Work order: Please, could you print all the lines below exactly, leaving out the pictures?
Data records: Begin
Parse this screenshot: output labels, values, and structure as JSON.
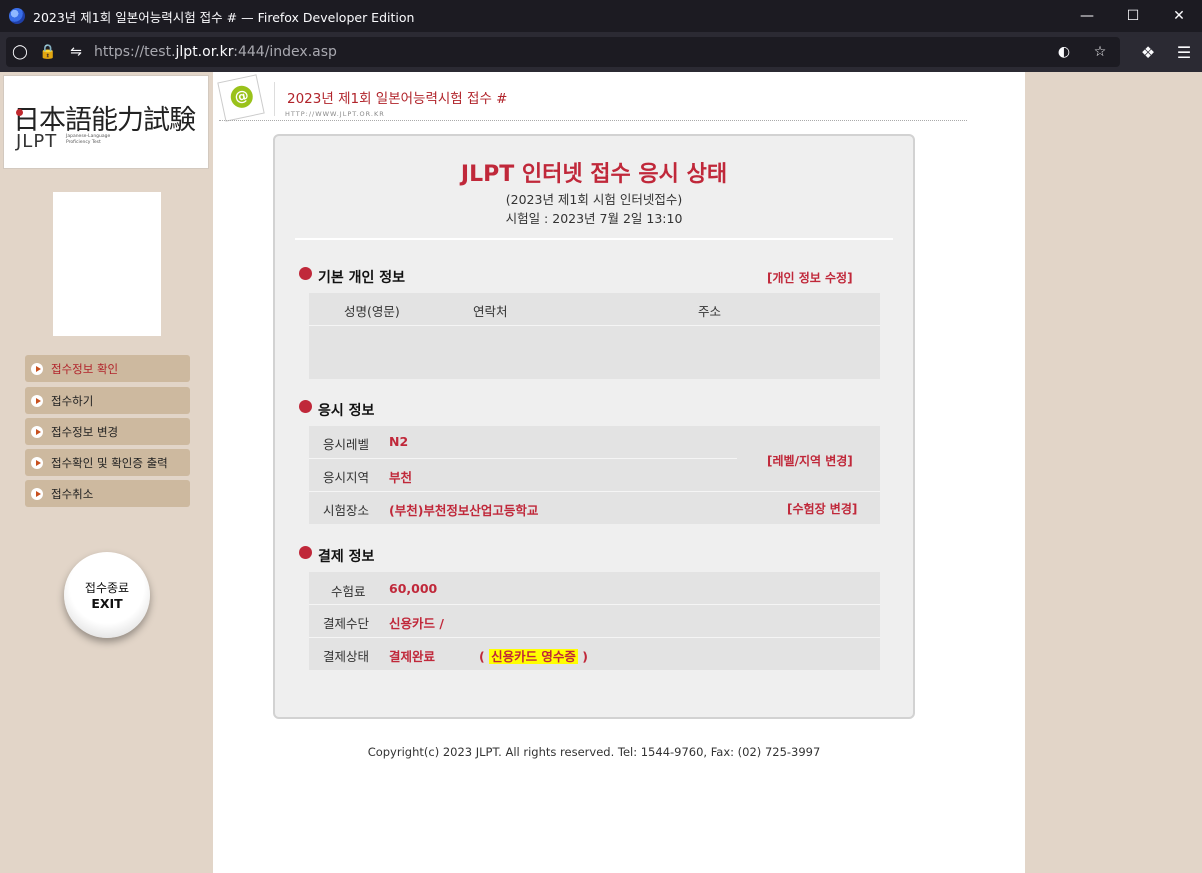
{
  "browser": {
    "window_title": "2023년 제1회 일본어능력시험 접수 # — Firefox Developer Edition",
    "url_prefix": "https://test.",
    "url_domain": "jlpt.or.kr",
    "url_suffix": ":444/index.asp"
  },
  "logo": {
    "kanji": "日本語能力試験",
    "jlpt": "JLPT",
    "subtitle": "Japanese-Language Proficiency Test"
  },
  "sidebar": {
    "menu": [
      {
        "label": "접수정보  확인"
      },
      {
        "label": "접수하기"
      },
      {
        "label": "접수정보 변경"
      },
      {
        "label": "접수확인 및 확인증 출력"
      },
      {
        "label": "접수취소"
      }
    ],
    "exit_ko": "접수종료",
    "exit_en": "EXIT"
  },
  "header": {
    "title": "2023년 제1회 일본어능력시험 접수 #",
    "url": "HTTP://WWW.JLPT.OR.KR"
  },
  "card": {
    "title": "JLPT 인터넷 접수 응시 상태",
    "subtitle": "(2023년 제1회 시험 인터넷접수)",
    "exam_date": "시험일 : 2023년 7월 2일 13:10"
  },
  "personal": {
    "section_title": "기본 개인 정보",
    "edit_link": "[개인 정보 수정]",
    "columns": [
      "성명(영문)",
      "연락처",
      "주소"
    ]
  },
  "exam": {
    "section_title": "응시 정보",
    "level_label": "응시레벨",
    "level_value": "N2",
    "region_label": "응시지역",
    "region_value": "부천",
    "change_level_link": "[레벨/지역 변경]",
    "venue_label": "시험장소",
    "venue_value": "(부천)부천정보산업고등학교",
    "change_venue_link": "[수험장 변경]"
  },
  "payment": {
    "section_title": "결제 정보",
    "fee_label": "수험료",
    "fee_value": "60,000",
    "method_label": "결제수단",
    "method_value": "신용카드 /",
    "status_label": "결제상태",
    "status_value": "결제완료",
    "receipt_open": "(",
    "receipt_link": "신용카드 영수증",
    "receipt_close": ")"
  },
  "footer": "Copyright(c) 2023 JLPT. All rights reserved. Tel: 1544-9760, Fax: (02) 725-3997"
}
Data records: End
Completed exercise:
Parse this screenshot: output labels, values, and structure as JSON.
{
  "browser": {
    "window_title": "2023년 제1회 일본어능력시험 접수 # — Firefox Developer Edition",
    "url_prefix": "https://test.",
    "url_domain": "jlpt.or.kr",
    "url_suffix": ":444/index.asp"
  },
  "logo": {
    "kanji": "日本語能力試験",
    "jlpt": "JLPT",
    "subtitle": "Japanese-Language Proficiency Test"
  },
  "sidebar": {
    "menu": [
      {
        "label": "접수정보  확인"
      },
      {
        "label": "접수하기"
      },
      {
        "label": "접수정보 변경"
      },
      {
        "label": "접수확인 및 확인증 출력"
      },
      {
        "label": "접수취소"
      }
    ],
    "exit_ko": "접수종료",
    "exit_en": "EXIT"
  },
  "header": {
    "title": "2023년 제1회 일본어능력시험 접수 #",
    "url": "HTTP://WWW.JLPT.OR.KR"
  },
  "card": {
    "title": "JLPT 인터넷 접수 응시 상태",
    "subtitle": "(2023년 제1회 시험 인터넷접수)",
    "exam_date": "시험일 : 2023년 7월 2일 13:10"
  },
  "personal": {
    "section_title": "기본 개인 정보",
    "edit_link": "[개인 정보 수정]",
    "columns": [
      "성명(영문)",
      "연락처",
      "주소"
    ]
  },
  "exam": {
    "section_title": "응시 정보",
    "level_label": "응시레벨",
    "level_value": "N2",
    "region_label": "응시지역",
    "region_value": "부천",
    "change_level_link": "[레벨/지역 변경]",
    "venue_label": "시험장소",
    "venue_value": "(부천)부천정보산업고등학교",
    "change_venue_link": "[수험장 변경]"
  },
  "payment": {
    "section_title": "결제 정보",
    "fee_label": "수험료",
    "fee_value": "60,000",
    "method_label": "결제수단",
    "method_value": "신용카드 /",
    "status_label": "결제상태",
    "status_value": "결제완료",
    "receipt_open": "(",
    "receipt_link": "신용카드 영수증",
    "receipt_close": ")"
  },
  "footer": "Copyright(c) 2023 JLPT. All rights reserved. Tel: 1544-9760, Fax: (02) 725-3997"
}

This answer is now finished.